Word for word, restate each of the entries below, and drop every picture.

-- -- --

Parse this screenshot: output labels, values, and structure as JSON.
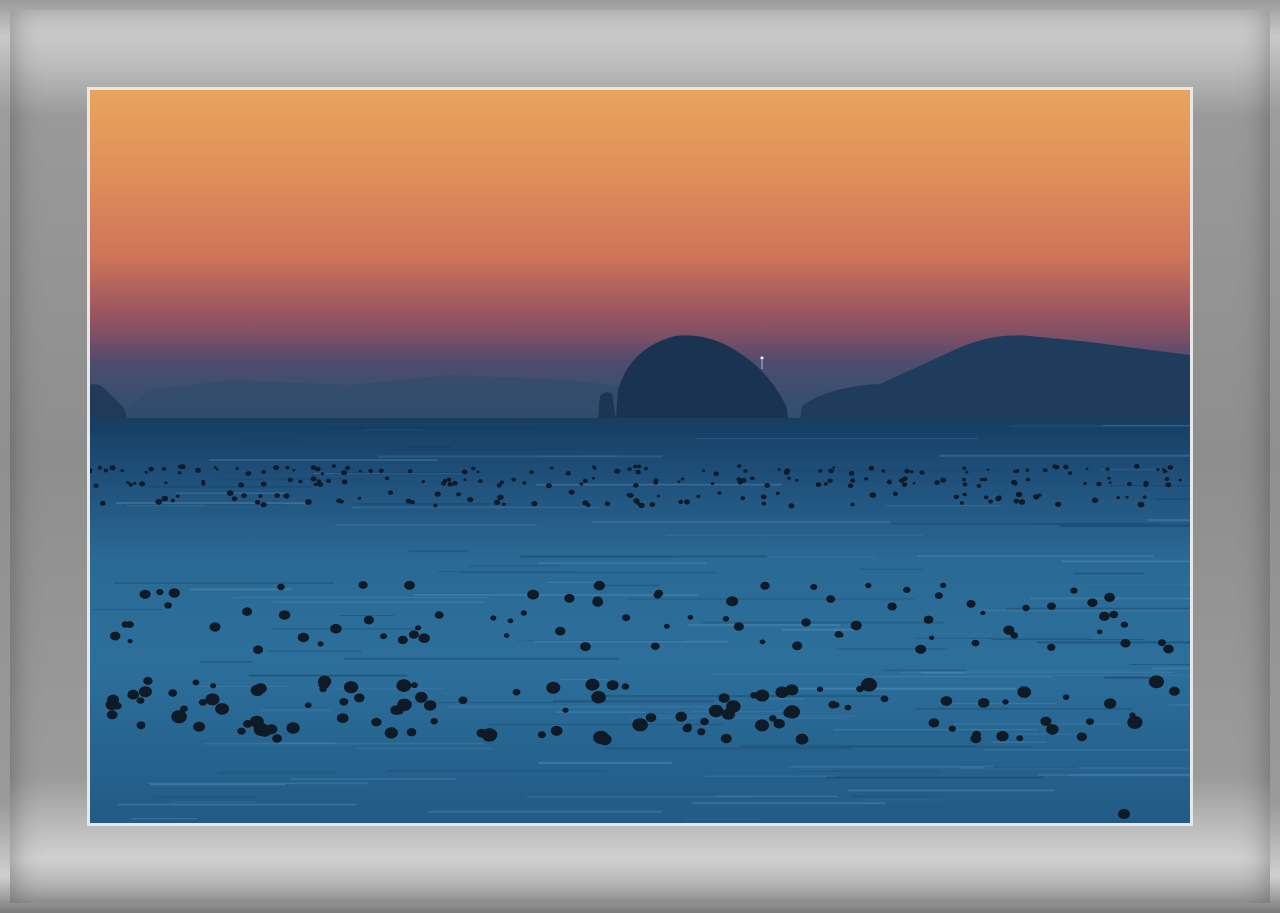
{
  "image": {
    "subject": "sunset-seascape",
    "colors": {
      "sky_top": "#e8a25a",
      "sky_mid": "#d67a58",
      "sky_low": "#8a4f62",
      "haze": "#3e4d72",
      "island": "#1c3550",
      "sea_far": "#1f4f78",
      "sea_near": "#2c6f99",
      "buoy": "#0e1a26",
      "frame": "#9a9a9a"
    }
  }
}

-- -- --

__Solution to the problem__:
Parse this screenshot: output labels, values, and structure as JSON.
{
  "image": {
    "subject": "sunset-seascape",
    "colors": {
      "sky_top": "#e8a25a",
      "sky_mid": "#d67a58",
      "sky_low": "#8a4f62",
      "haze": "#3e4d72",
      "island": "#1c3550",
      "sea_far": "#1f4f78",
      "sea_near": "#2c6f99",
      "buoy": "#0e1a26",
      "frame": "#9a9a9a"
    }
  }
}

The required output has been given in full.